The LOV program has achieved initial success; however, leaders of the program seek to conduct evaluations to inform and modify the program so as to best serve those affected by community violence. In this vein, the Cordell Institute has taken on two projects. The first project pursues to identify barriers to enrolling victims of community violence in the LOV program by empirically analyzing the program’s enrollment data combined with the patients’ demographics and interviews with the patients. Already, preliminary analysis of the enrollment data has led to an improved collection of the patient data by the program, which will better serve future researchers seeking evidence-based analysis of the project. Ultimately, the project aims to help the program’s outreach strategy, the enrollment practices used, the program delivery, and to ameliorate its low enrollment rate.
Second, through a systematic review of firearm injury recidivism in the United States, the Institute aims to gather best practices that will inform evaluations of not only of the LOV program, but also firearm injury recidivism more broadly. Reducing firearm injury recidivism, which represents a large portion of all violent injury recidivism, is a primary goal of the LOV program. This recidivism-review project was initiated after discussions with the LOV program leadership wherein they highlighted the need for rigorous, data-driven evaluations of the program and the lack of consensus in the current literature on the methodologies and data sources used to calculate and predict firearm injury recidivism. HVIPs implemented to date in the United States report wide ranging rates of injury recidivism and employ different data sources and methodologies to calculate these recidivism rates.
Rigorous evaluations will help the LOV program demonstrate its return on investment and make a case for sustained internal funding from the collaborating hospitals, along with requesting additional funding from the local, state, and federal authorities. The Cordell Institute’s projects will provide a benefit by informing the LOV program’s data collection and analysis methodologies.
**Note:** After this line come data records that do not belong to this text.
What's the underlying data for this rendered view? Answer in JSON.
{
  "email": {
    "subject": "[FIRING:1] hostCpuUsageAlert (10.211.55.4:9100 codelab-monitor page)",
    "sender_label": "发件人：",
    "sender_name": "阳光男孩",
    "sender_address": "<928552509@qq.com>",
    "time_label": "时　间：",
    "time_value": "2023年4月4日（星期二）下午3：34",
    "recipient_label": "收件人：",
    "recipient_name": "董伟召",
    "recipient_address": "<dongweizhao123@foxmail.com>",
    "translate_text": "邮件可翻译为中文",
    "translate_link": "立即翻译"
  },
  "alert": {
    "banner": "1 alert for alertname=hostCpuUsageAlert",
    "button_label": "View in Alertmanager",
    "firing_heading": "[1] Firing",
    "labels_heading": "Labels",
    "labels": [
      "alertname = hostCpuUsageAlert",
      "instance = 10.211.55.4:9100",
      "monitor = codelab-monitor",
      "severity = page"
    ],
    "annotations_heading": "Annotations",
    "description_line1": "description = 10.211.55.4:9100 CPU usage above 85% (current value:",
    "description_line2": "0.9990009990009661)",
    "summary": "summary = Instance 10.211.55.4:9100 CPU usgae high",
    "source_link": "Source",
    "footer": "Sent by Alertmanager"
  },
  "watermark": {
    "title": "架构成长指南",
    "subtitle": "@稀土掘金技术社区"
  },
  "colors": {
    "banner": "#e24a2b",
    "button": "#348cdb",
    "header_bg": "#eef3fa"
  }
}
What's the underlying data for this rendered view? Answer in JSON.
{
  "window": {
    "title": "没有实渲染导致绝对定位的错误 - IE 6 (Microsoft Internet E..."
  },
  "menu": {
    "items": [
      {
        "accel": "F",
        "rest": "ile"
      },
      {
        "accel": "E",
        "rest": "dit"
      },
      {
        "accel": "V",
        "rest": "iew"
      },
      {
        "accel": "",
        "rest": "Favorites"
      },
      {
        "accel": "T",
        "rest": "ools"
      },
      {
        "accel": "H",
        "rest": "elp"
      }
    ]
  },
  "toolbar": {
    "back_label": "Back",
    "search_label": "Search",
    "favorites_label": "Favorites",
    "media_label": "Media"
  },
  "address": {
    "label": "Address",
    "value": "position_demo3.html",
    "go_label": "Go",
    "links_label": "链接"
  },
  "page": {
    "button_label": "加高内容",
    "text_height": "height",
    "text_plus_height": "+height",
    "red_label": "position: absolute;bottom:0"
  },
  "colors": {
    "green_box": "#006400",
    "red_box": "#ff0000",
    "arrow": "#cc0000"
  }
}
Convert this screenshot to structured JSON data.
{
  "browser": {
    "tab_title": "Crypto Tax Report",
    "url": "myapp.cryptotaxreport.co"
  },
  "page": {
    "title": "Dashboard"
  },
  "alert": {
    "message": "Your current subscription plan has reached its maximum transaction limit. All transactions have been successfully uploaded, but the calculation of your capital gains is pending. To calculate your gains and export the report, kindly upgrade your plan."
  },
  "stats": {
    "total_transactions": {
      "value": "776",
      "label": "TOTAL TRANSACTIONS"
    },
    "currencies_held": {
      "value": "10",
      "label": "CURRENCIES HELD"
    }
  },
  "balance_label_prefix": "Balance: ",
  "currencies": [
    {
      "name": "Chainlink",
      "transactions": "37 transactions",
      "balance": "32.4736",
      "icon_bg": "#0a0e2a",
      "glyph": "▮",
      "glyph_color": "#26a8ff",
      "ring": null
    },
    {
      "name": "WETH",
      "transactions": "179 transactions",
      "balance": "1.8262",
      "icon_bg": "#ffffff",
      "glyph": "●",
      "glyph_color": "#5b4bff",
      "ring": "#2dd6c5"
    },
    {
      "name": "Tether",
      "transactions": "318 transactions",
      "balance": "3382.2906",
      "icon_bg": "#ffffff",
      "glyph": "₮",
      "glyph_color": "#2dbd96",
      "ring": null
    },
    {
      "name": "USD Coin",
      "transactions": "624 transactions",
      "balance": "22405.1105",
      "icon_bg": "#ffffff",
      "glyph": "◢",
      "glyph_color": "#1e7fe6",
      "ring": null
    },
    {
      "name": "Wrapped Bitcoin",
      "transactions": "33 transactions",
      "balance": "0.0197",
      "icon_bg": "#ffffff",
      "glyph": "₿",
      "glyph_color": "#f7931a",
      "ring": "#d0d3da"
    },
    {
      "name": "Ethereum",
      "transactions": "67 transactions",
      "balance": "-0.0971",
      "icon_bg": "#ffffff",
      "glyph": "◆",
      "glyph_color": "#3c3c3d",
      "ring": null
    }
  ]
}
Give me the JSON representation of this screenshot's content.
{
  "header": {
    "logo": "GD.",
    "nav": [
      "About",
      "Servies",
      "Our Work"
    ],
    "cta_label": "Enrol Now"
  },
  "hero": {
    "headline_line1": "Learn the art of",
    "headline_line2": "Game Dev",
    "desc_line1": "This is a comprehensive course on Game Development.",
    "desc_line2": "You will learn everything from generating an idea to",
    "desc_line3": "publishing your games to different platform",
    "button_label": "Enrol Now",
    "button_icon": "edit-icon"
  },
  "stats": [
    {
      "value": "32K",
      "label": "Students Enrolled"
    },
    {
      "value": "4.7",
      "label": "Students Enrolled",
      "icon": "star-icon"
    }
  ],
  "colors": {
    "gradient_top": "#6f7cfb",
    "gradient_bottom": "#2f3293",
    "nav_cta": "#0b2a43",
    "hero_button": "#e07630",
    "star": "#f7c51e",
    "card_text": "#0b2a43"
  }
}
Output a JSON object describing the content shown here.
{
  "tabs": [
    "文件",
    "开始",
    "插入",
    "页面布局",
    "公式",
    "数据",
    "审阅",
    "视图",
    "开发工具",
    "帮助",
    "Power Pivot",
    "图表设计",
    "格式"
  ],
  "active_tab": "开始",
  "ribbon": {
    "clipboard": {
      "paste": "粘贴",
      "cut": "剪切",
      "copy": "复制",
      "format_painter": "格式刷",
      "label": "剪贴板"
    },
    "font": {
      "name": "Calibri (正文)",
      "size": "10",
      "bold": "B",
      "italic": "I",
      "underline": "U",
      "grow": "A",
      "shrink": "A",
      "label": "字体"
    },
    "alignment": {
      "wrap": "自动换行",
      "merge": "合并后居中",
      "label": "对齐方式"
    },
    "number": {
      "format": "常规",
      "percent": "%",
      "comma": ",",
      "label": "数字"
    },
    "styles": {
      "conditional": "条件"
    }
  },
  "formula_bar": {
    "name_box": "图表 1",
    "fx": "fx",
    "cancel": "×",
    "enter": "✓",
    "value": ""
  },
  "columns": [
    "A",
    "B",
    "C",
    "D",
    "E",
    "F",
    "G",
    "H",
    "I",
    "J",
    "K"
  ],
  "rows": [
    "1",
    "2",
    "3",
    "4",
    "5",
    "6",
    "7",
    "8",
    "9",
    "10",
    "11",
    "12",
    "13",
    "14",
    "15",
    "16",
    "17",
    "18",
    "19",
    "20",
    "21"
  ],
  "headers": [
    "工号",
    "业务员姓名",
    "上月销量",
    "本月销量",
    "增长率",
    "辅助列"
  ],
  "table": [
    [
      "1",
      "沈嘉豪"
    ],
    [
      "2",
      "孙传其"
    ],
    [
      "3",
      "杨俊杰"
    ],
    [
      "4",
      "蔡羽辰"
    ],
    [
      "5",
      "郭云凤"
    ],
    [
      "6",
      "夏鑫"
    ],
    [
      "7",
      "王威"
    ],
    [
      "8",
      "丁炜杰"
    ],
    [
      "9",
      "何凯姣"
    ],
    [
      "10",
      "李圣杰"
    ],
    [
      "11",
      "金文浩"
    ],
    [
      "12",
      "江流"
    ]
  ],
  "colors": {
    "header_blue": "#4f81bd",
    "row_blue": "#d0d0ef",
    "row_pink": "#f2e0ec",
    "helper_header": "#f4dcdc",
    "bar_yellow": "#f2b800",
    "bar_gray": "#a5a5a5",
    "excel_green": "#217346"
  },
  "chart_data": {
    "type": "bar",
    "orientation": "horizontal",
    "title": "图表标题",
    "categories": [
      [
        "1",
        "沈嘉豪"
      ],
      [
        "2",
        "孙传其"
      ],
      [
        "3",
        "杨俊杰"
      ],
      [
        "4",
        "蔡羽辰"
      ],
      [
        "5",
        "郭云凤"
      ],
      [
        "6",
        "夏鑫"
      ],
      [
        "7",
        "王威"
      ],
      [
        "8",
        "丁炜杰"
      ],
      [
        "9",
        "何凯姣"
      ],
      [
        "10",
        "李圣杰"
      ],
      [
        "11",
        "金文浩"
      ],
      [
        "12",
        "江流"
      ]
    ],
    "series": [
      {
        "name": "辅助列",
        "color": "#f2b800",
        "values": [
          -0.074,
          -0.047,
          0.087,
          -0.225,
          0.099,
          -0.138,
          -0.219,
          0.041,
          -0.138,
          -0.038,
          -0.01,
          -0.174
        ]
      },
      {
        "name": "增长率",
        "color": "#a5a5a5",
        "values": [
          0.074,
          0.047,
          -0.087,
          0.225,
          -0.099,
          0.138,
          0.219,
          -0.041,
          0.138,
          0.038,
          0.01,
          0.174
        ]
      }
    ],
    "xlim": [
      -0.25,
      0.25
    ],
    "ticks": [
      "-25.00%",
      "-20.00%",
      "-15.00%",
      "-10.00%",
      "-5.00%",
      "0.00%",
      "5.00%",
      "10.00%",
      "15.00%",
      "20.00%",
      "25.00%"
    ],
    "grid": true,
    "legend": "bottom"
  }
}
A growing body of literature shows that HVIPs produce considerable return on investment in the form of savings in health care costs, incarceration costs, and population burden of injury and death from violence. A Baltimore-based HVIP with an injury recidivism rate of five percent for the intervention group compared to 36 percent for the control group saved approximately $1.25 million in criminal justice and $598,000 in hospital costs, with the average cost of hospitalization for management of a victim of violent injury set at $46,000.11 Another cost-benefit analysis showed that healthcare cost savings alone can render an HVIP cost-neutral if it prevents 3.5 injuries per year.12